2. Instead of chalking the seam allowance on the underlying piece, I sewed a 5/8" seam guideline because I didn't want to use any colored marking tool on my predominantly white fabric. 

3. As shown by the three pictures above, the overlapping piece is pinned to the underlying piece following the sewn guideline. The two layers are then hand basted together. 

4. Final stitching involves edgestitching and topstitching.

5. On the wrong side, the excess fabric is trimmed away.

When it was time to sew the bodice to the skirt section, I overlapped the bodice seam.

*Tip:  What I have learned from my first experience with lapped seam construction is not to backstitch at the beginning and end. The reason is eventually, when it's time to overlap with another seam, 5/8 of the sewn seam will be cut off and it's better to leave a long tail of thread that can be pulled out before trimming the 5/8. Later, this long tail can be knotted off to secure the seam.  


I did not follow Kathryn's method for treating the dart because it involved cutting it open to the tip and overlapping. She warned that the tip could be a potential weak point and even though extra stitching was suggested to reinforce it, I did not want to risk it. 

So I sewed the darts as is. 

Then sliced off a sliver of fabric from the center so I could lay the dart sides open.

I basted the dart sides down to keep them flat.

                                    On the right side, I topstitched close to the dart center.
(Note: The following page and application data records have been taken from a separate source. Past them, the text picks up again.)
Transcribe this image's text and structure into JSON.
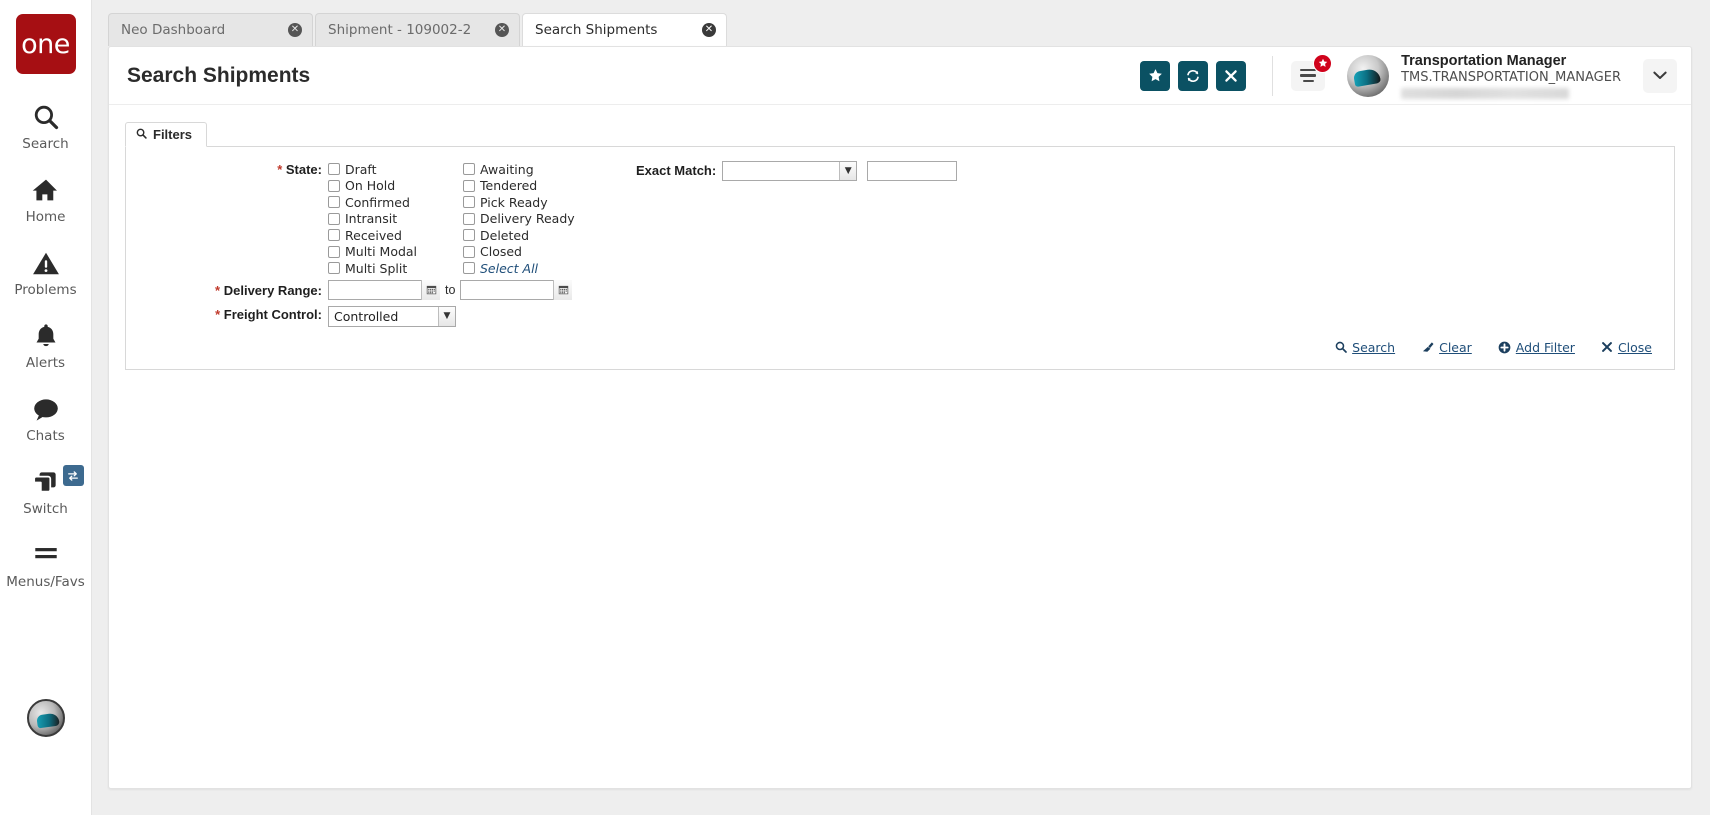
{
  "brand": {
    "logo_text": "one",
    "logo_color": "#a60f13",
    "accent_teal": "#0b5163",
    "link_blue": "#1f4e79",
    "required_red": "#c0392b"
  },
  "sidebar": {
    "items": [
      {
        "icon": "search-icon",
        "label": "Search"
      },
      {
        "icon": "home-icon",
        "label": "Home"
      },
      {
        "icon": "problems-warning-icon",
        "label": "Problems"
      },
      {
        "icon": "bell-icon",
        "label": "Alerts"
      },
      {
        "icon": "chat-bubble-icon",
        "label": "Chats"
      },
      {
        "icon": "switch-windows-icon",
        "label": "Switch",
        "badge_icon": "swap-arrows-icon"
      },
      {
        "icon": "hamburger-icon",
        "label": "Menus/Favs"
      }
    ]
  },
  "tabs": [
    {
      "label": "Neo Dashboard",
      "active": false,
      "close_icon": "close-circle-icon"
    },
    {
      "label": "Shipment - 109002-2",
      "active": false,
      "close_icon": "close-circle-icon"
    },
    {
      "label": "Search Shipments",
      "active": true,
      "close_icon": "close-circle-icon"
    }
  ],
  "header": {
    "title": "Search Shipments",
    "buttons": [
      {
        "name": "favorite-button",
        "icon": "star-icon",
        "glyph": "★"
      },
      {
        "name": "refresh-button",
        "icon": "refresh-icon",
        "glyph": "⟳"
      },
      {
        "name": "close-page-button",
        "icon": "close-icon",
        "glyph": "✕"
      }
    ],
    "menu_button": {
      "icon": "hamburger-menu-icon",
      "badge_icon": "star-badge-icon",
      "badge_glyph": "★"
    },
    "user": {
      "name": "Transportation Manager",
      "login": "TMS.TRANSPORTATION_MANAGER"
    },
    "dropdown_icon": "chevron-down-icon",
    "dropdown_glyph": "⌄"
  },
  "filters": {
    "tab_label": "Filters",
    "tab_icon": "search-icon",
    "state": {
      "label": "State:",
      "required": true,
      "column1": [
        {
          "label": "Draft",
          "checked": false
        },
        {
          "label": "On Hold",
          "checked": false
        },
        {
          "label": "Confirmed",
          "checked": false
        },
        {
          "label": "Intransit",
          "checked": false
        },
        {
          "label": "Received",
          "checked": false
        },
        {
          "label": "Multi Modal",
          "checked": false
        },
        {
          "label": "Multi Split",
          "checked": false
        }
      ],
      "column2": [
        {
          "label": "Awaiting",
          "checked": false
        },
        {
          "label": "Tendered",
          "checked": false
        },
        {
          "label": "Pick Ready",
          "checked": false
        },
        {
          "label": "Delivery Ready",
          "checked": false
        },
        {
          "label": "Deleted",
          "checked": false
        },
        {
          "label": "Closed",
          "checked": false
        },
        {
          "label": "Select All",
          "checked": false,
          "is_link": true
        }
      ]
    },
    "exact_match": {
      "label": "Exact Match:",
      "select_value": "",
      "text_value": "",
      "dropdown_icon": "chevron-down-icon"
    },
    "delivery_range": {
      "label": "Delivery Range:",
      "required": true,
      "from_value": "",
      "to_value": "",
      "separator": "to",
      "calendar_icon": "calendar-icon"
    },
    "freight_control": {
      "label": "Freight Control:",
      "required": true,
      "value": "Controlled",
      "dropdown_icon": "chevron-down-icon"
    },
    "actions": [
      {
        "label": "Search",
        "icon": "search-icon"
      },
      {
        "label": "Clear",
        "icon": "eraser-icon"
      },
      {
        "label": "Add Filter",
        "icon": "plus-circle-icon"
      },
      {
        "label": "Close",
        "icon": "x-icon"
      }
    ]
  }
}
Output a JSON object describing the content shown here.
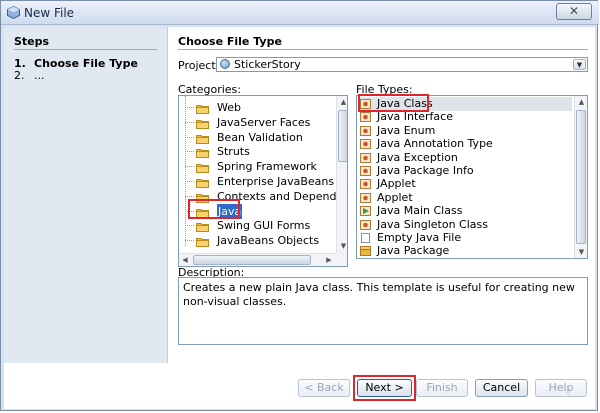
{
  "window": {
    "title": "New File",
    "close_label": "✕"
  },
  "steps": {
    "title": "Steps",
    "items": [
      {
        "num": "1.",
        "label": "Choose File Type"
      },
      {
        "num": "2.",
        "label": "..."
      }
    ]
  },
  "panel": {
    "title": "Choose File Type"
  },
  "project": {
    "label": "Project:",
    "value": "StickerStory"
  },
  "categories": {
    "label": "Categories:",
    "items": [
      "Web",
      "JavaServer Faces",
      "Bean Validation",
      "Struts",
      "Spring Framework",
      "Enterprise JavaBeans",
      "Contexts and Dependency Inje",
      "Java",
      "Swing GUI Forms",
      "JavaBeans Objects"
    ],
    "selected": "Java"
  },
  "file_types": {
    "label": "File Types:",
    "items": [
      "Java Class",
      "Java Interface",
      "Java Enum",
      "Java Annotation Type",
      "Java Exception",
      "Java Package Info",
      "JApplet",
      "Applet",
      "Java Main Class",
      "Java Singleton Class",
      "Empty Java File",
      "Java Package"
    ],
    "selected": "Java Class"
  },
  "description": {
    "label": "Description:",
    "text": "Creates a new plain Java class. This template is useful for creating new non-visual classes."
  },
  "buttons": {
    "back": "< Back",
    "next": "Next >",
    "finish": "Finish",
    "cancel": "Cancel",
    "help": "Help"
  },
  "colors": {
    "highlight": "#e0262b",
    "selection": "#3169c6",
    "folder": "#e9b740"
  }
}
Since I skipped the bodice lining, I had to finish the neckline and armholes somehow so I followed Kathryn's method of binding. 

I cut lengthwise strips of scuba knit 1-1/4" wide and attached them 3/8" from the raw edge of the neckline and armhole on the right side of the fabric. 
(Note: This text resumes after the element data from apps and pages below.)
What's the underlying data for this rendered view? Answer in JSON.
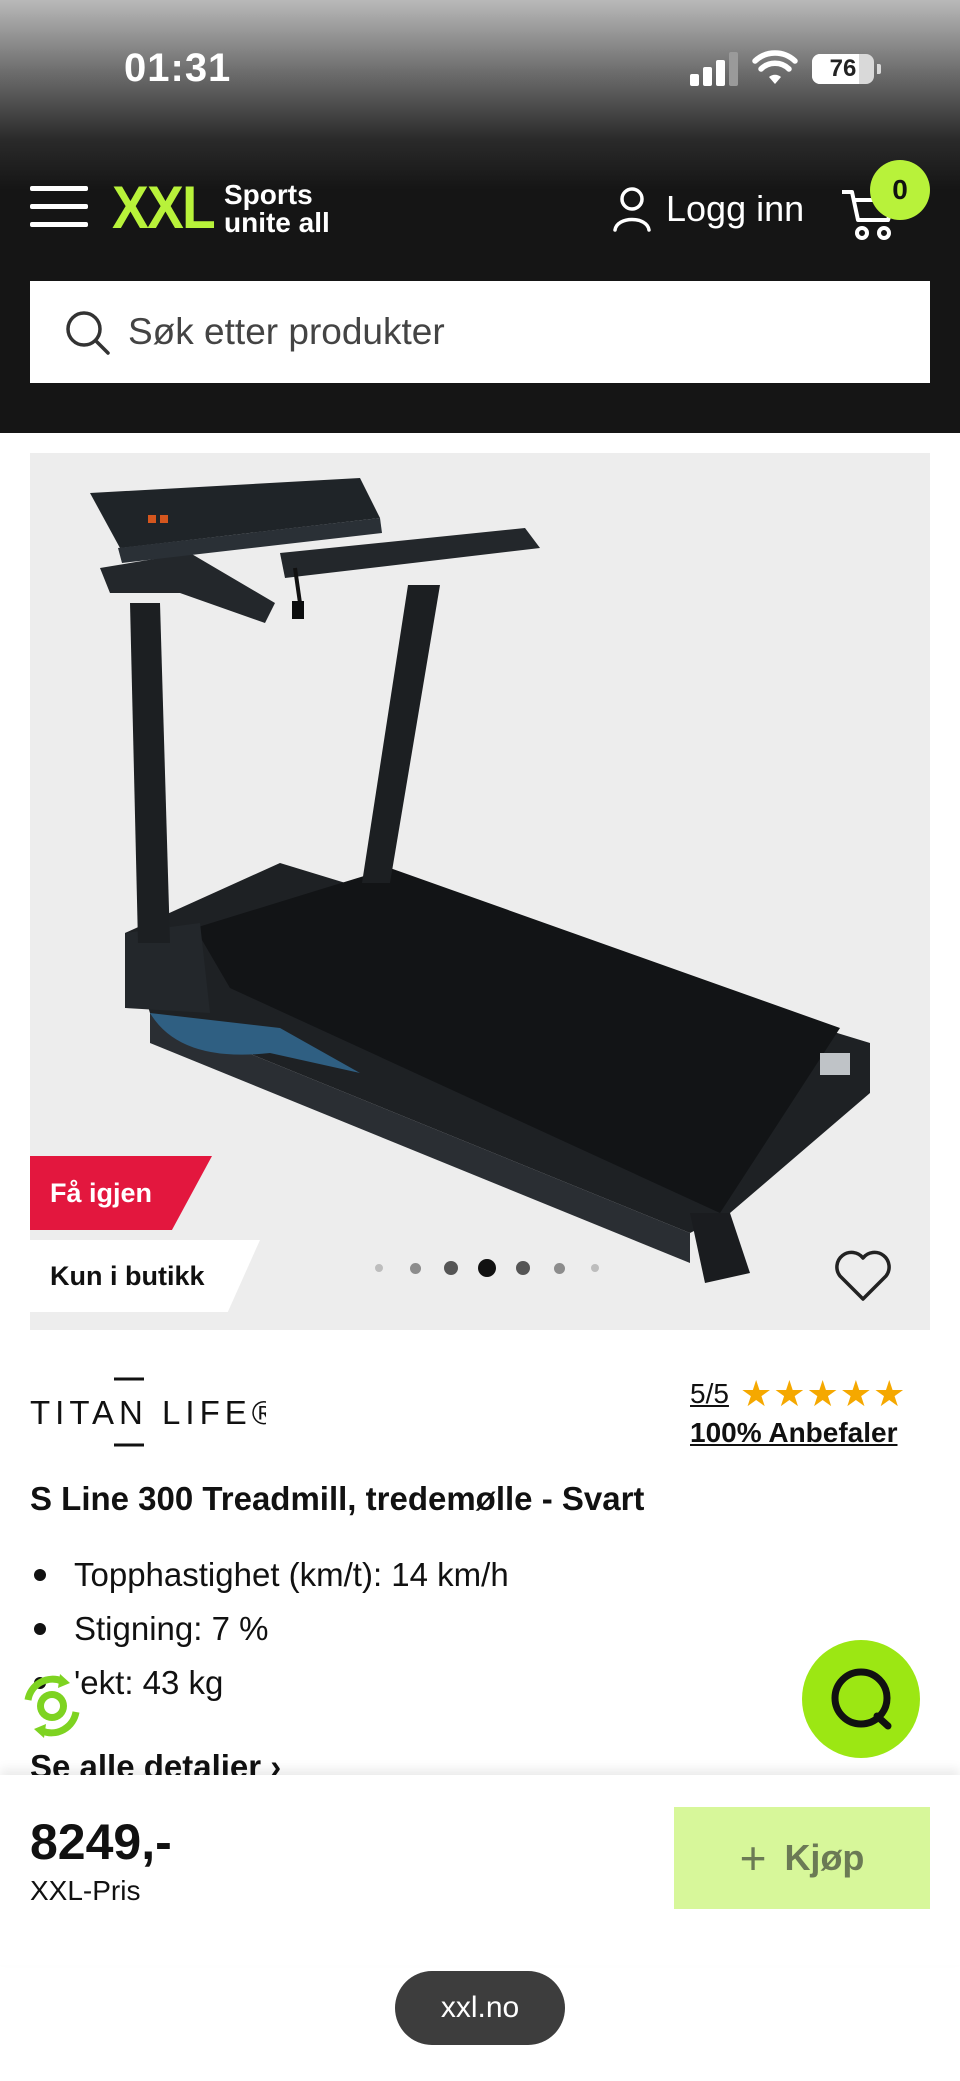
{
  "status_bar": {
    "time": "01:31",
    "battery": "76",
    "battery_level": 0.76
  },
  "header": {
    "logo_text": "XXL",
    "logo_tagline": "Sports unite all",
    "login_label": "Logg inn",
    "cart_count": "0",
    "brand_color": "#b8f23a"
  },
  "search": {
    "placeholder": "Søk etter produkter"
  },
  "gallery": {
    "badges": [
      "Få igjen",
      "Kun i butikk"
    ],
    "slide_count": 7,
    "active_slide": 4
  },
  "product": {
    "brand": "TITAN LIFE®",
    "rating_score": "5/5",
    "rating_value": 5,
    "rating_max": 5,
    "recommend_text": "100% Anbefaler",
    "title": "S Line 300 Treadmill, tredemølle - Svart",
    "specs": [
      "Topphastighet (km/t): 14 km/h",
      "Stigning: 7 %",
      "'ekt: 43 kg"
    ],
    "see_all_label": "Se alle detalier ›"
  },
  "purchase": {
    "price": "8249,-",
    "price_label": "XXL-Pris",
    "buy_label": "Kjøp",
    "buy_color": "#d7f79a"
  },
  "browser": {
    "url": "xxl.no"
  }
}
I wrapped the binding around the edge, turned it over the wrong side and basted before stitching. 

I then trimmed the excess fabric from the binding on the wrong side. 


The pattern calls for a zipper on the left side seam but because I was using an exposed lace zipper, I transferred the zipper opening to the center back. 

View of the wrong side. 

I used zipper foot to sew zipper. 

My zipper was longer than the recommended one so I had to trim it from the bottom edge leaving about 1/2" extra so I could fold it in. 

Somehow sewing on the exposed zipper went out without a hitch. Any intersecting seams lined up perfectly right away!


For the bottom hem, I just folded the hem in and edgestitched then topstitched. I trimmed close to the topstitched edge on the inside. 

Additional Tips:

* I used universal size 70 needle and polyester thread for everything including topstitching. 

*I used a sharp rotary cutter to cut out my pattern pieces on a single layer of fabric. Aside from the fact that the scuba fabric would be two thick to cut as a double layer, sing a single layer allowed me to have control of design placement.

*I used a walking foot for all construction (except the zipper). 

*I used medium length stitches for construction (2.6 using Juki machine) and longer ones for topstitching (3 using Juki machine). During topstitching, I turned down the speed to ensure uniform stitching. 

*I used nylon setting with low steam and pressing cloth to press and set my stitches. 

So needless to say, this was such a pleasurable sewing experience, mostly because I had a great sewing tutorial to follow. 

I also posted a review of this pattern at Pattern